▸ PROBLEM DESCRIPTION
Which of the lines below include the word "小燕工具箱"? Pull each one out.
◇ ◇ ◇ ◇
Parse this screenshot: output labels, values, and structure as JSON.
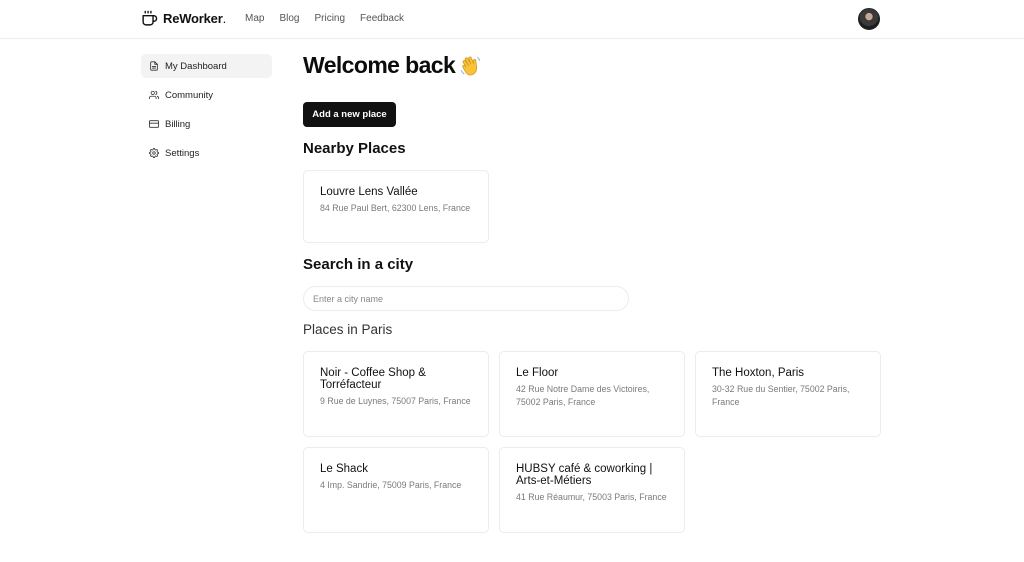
{
  "header": {
    "brand": "ReWorker",
    "brand_dot": ".",
    "nav": [
      "Map",
      "Blog",
      "Pricing",
      "Feedback"
    ]
  },
  "sidebar": {
    "items": [
      {
        "label": "My Dashboard",
        "icon": "document-icon",
        "active": true
      },
      {
        "label": "Community",
        "icon": "users-icon"
      },
      {
        "label": "Billing",
        "icon": "credit-card-icon"
      },
      {
        "label": "Settings",
        "icon": "gear-icon"
      }
    ]
  },
  "main": {
    "welcome": "Welcome back",
    "welcome_emoji": "waving-hand-icon",
    "add_button": "Add a new place",
    "nearby_heading": "Nearby Places",
    "nearby": [
      {
        "name": "Louvre Lens Vallée",
        "address": "84 Rue Paul Bert, 62300 Lens, France"
      }
    ],
    "search_heading": "Search in a city",
    "search_placeholder": "Enter a city name",
    "city_heading": "Places in Paris",
    "places": [
      {
        "name": "Noir - Coffee Shop & Torréfacteur",
        "address": "9 Rue de Luynes, 75007 Paris, France"
      },
      {
        "name": "Le Floor",
        "address": "42 Rue Notre Dame des Victoires, 75002 Paris, France"
      },
      {
        "name": "The Hoxton, Paris",
        "address": "30-32 Rue du Sentier, 75002 Paris, France"
      },
      {
        "name": "Le Shack",
        "address": "4 Imp. Sandrie, 75009 Paris, France"
      },
      {
        "name": "HUBSY café & coworking | Arts-et-Métiers",
        "address": "41 Rue Réaumur, 75003 Paris, France"
      }
    ]
  }
}
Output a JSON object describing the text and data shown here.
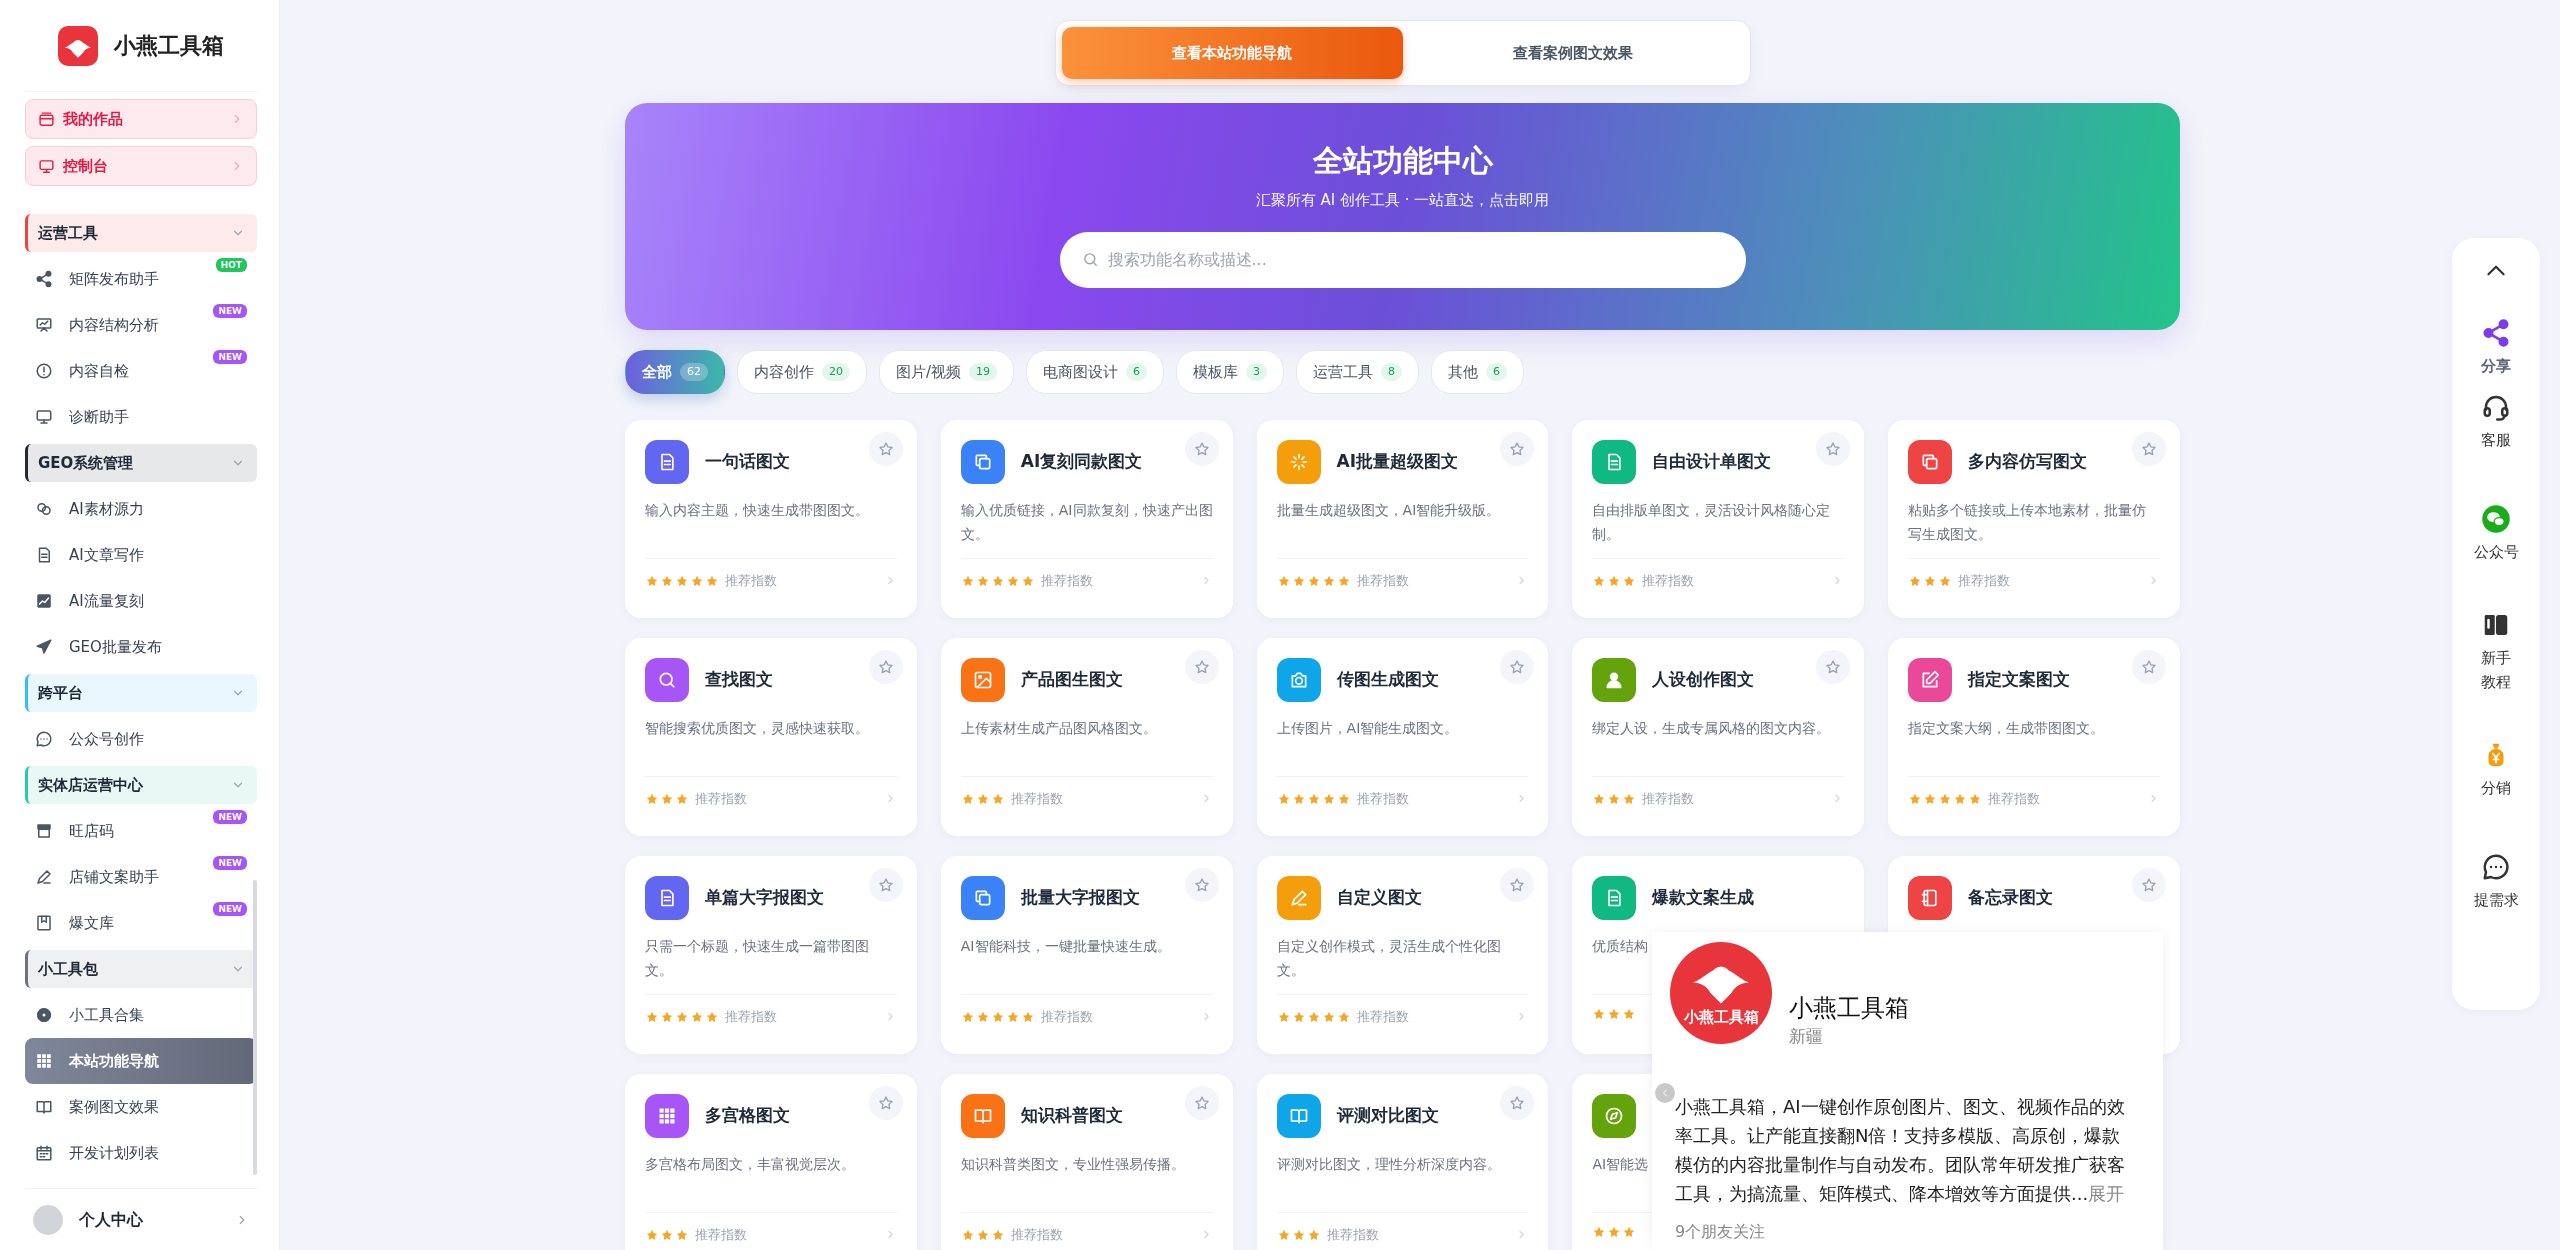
{
  "sidebar": {
    "logo_text": "小燕工具箱",
    "top_buttons": [
      {
        "label": "我的作品"
      },
      {
        "label": "控制台"
      }
    ],
    "groups": [
      {
        "title": "运营工具",
        "expanded": true,
        "color": "#ef4444",
        "items": [
          {
            "label": "矩阵发布助手",
            "badge": "HOT",
            "selected": false
          },
          {
            "label": "内容结构分析",
            "badge": "NEW",
            "selected": false
          },
          {
            "label": "内容自检",
            "badge": "NEW",
            "selected": false
          },
          {
            "label": "诊断助手",
            "selected": false
          }
        ]
      },
      {
        "title": "GEO系统管理",
        "expanded": true,
        "color": "#1f2937",
        "items": [
          {
            "label": "AI素材源力",
            "selected": false
          },
          {
            "label": "AI文章写作",
            "selected": false
          },
          {
            "label": "AI流量复刻",
            "selected": false
          },
          {
            "label": "GEO批量发布",
            "selected": false
          }
        ]
      },
      {
        "title": "跨平台",
        "expanded": true,
        "color": "#38bdf8",
        "items": [
          {
            "label": "公众号创作",
            "selected": false
          }
        ]
      },
      {
        "title": "实体店运营中心",
        "expanded": true,
        "color": "#2cc9a8",
        "items": [
          {
            "label": "旺店码",
            "badge": "NEW",
            "selected": false
          },
          {
            "label": "店铺文案助手",
            "badge": "NEW",
            "selected": false
          },
          {
            "label": "爆文库",
            "badge": "NEW",
            "selected": false
          }
        ]
      },
      {
        "title": "小工具包",
        "expanded": true,
        "color": "#6b7280",
        "items": [
          {
            "label": "小工具合集",
            "selected": false
          },
          {
            "label": "本站功能导航",
            "selected": true
          },
          {
            "label": "案例图文效果",
            "selected": false
          },
          {
            "label": "开发计划列表",
            "selected": false
          }
        ]
      }
    ],
    "user": {
      "label": "个人中心"
    }
  },
  "view_toggle": [
    {
      "label": "查看本站功能导航",
      "selected": true
    },
    {
      "label": "查看案例图文效果",
      "selected": false
    }
  ],
  "hero": {
    "title": "全站功能中心",
    "subtitle": "汇聚所有 AI 创作工具 · 一站直达，点击即用",
    "search": {
      "placeholder": "搜索功能名称或描述..."
    }
  },
  "filters": [
    {
      "label": "全部",
      "count": "62",
      "selected": true
    },
    {
      "label": "内容创作",
      "count": "20",
      "selected": false
    },
    {
      "label": "图片/视频",
      "count": "19",
      "selected": false
    },
    {
      "label": "电商图设计",
      "count": "6",
      "selected": false
    },
    {
      "label": "模板库",
      "count": "3",
      "selected": false
    },
    {
      "label": "运营工具",
      "count": "8",
      "selected": false
    },
    {
      "label": "其他",
      "count": "6",
      "selected": false
    }
  ],
  "cards": [
    {
      "kind": "full",
      "title": "一句话图文",
      "description": "输入内容主题，快速生成带图图文。",
      "stars": 5,
      "rating_label": "推荐指数",
      "color": "#6366f1"
    },
    {
      "kind": "full",
      "title": "AI复刻同款图文",
      "description": "输入优质链接，AI同款复刻，快速产出图文。",
      "stars": 5,
      "rating_label": "推荐指数",
      "color": "#3b82f6"
    },
    {
      "kind": "full",
      "title": "AI批量超级图文",
      "description": "批量生成超级图文，AI智能升级版。",
      "stars": 5,
      "rating_label": "推荐指数",
      "color": "#f59e0b"
    },
    {
      "kind": "full",
      "title": "自由设计单图文",
      "description": "自由排版单图文，灵活设计风格随心定制。",
      "stars": 3,
      "rating_label": "推荐指数",
      "color": "#10b981"
    },
    {
      "kind": "full",
      "title": "多内容仿写图文",
      "description": "粘贴多个链接或上传本地素材，批量仿写生成图文。",
      "stars": 3,
      "rating_label": "推荐指数",
      "color": "#ef4444"
    },
    {
      "kind": "full",
      "title": "查找图文",
      "description": "智能搜索优质图文，灵感快速获取。",
      "stars": 3,
      "rating_label": "推荐指数",
      "color": "#a855f7"
    },
    {
      "kind": "full",
      "title": "产品图生图文",
      "description": "上传素材生成产品图风格图文。",
      "stars": 3,
      "rating_label": "推荐指数",
      "color": "#f97316"
    },
    {
      "kind": "full",
      "title": "传图生成图文",
      "description": "上传图片，AI智能生成图文。",
      "stars": 5,
      "rating_label": "推荐指数",
      "color": "#0ea5e9"
    },
    {
      "kind": "full",
      "title": "人设创作图文",
      "description": "绑定人设，生成专属风格的图文内容。",
      "stars": 3,
      "rating_label": "推荐指数",
      "color": "#65a30d"
    },
    {
      "kind": "full",
      "title": "指定文案图文",
      "description": "指定文案大纲，生成带图图文。",
      "stars": 5,
      "rating_label": "推荐指数",
      "color": "#ec4899"
    },
    {
      "kind": "full",
      "title": "单篇大字报图文",
      "description": "只需一个标题，快速生成一篇带图图文。",
      "stars": 5,
      "rating_label": "推荐指数",
      "color": "#6366f1"
    },
    {
      "kind": "full",
      "title": "批量大字报图文",
      "description": "AI智能科技，一键批量快速生成。",
      "stars": 5,
      "rating_label": "推荐指数",
      "color": "#3b82f6"
    },
    {
      "kind": "full",
      "title": "自定义图文",
      "description": "自定义创作模式，灵活生成个性化图文。",
      "stars": 5,
      "rating_label": "推荐指数",
      "color": "#f59e0b"
    },
    {
      "kind": "partial",
      "title": "爆款文案生成",
      "description": "优质结构",
      "stars": 3,
      "color": "#10b981"
    },
    {
      "kind": "head",
      "title": "备忘录图文",
      "color": "#ef4444"
    },
    {
      "kind": "full",
      "title": "多宫格图文",
      "description": "多宫格布局图文，丰富视觉层次。",
      "stars": 3,
      "rating_label": "推荐指数",
      "color": "#a855f7"
    },
    {
      "kind": "full",
      "title": "知识科普图文",
      "description": "知识科普类图文，专业性强易传播。",
      "stars": 3,
      "rating_label": "推荐指数",
      "color": "#f97316"
    },
    {
      "kind": "full",
      "title": "评测对比图文",
      "description": "评测对比图文，理性分析深度内容。",
      "stars": 3,
      "rating_label": "推荐指数",
      "color": "#0ea5e9"
    },
    {
      "kind": "partial",
      "description": "AI智能选",
      "stars": 3,
      "color": "#65a30d"
    }
  ],
  "profile_popup": {
    "logo_caption": "小燕工具箱",
    "name": "小燕工具箱",
    "region": "新疆",
    "description": "小燕工具箱，AI一键创作原创图片、图文、视频作品的效率工具。让产能直接翻N倍！支持多模版、高原创，爆款模仿的内容批量制作与自动发布。团队常年研发推广获客工具，为搞流量、矩阵模式、降本增效等方面提供...",
    "expand": "展开",
    "followers": "9个朋友关注"
  },
  "right_rail": [
    {
      "label": "分享",
      "selected": true
    },
    {
      "label": "客服",
      "selected": false
    },
    {
      "label": "公众号",
      "selected": false
    },
    {
      "label": "新手教程",
      "selected": false
    },
    {
      "label": "分销",
      "selected": false
    },
    {
      "label": "提需求",
      "selected": false
    }
  ]
}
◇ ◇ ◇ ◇
▸ RESPONSE
    "logo_text": "小燕工具箱",
    "logo_caption": "小燕工具箱",
    "name": "小燕工具箱",
    "description": "小燕工具箱，AI一键创作原创图片、图文、视频作品的效率工具。让产能直接翻N倍！支持多模版、高原创，爆款模仿的内容批量制作与自动发布。团队常年研发推广获客工具，为搞流量、矩阵模式、降本增效等方面提供...",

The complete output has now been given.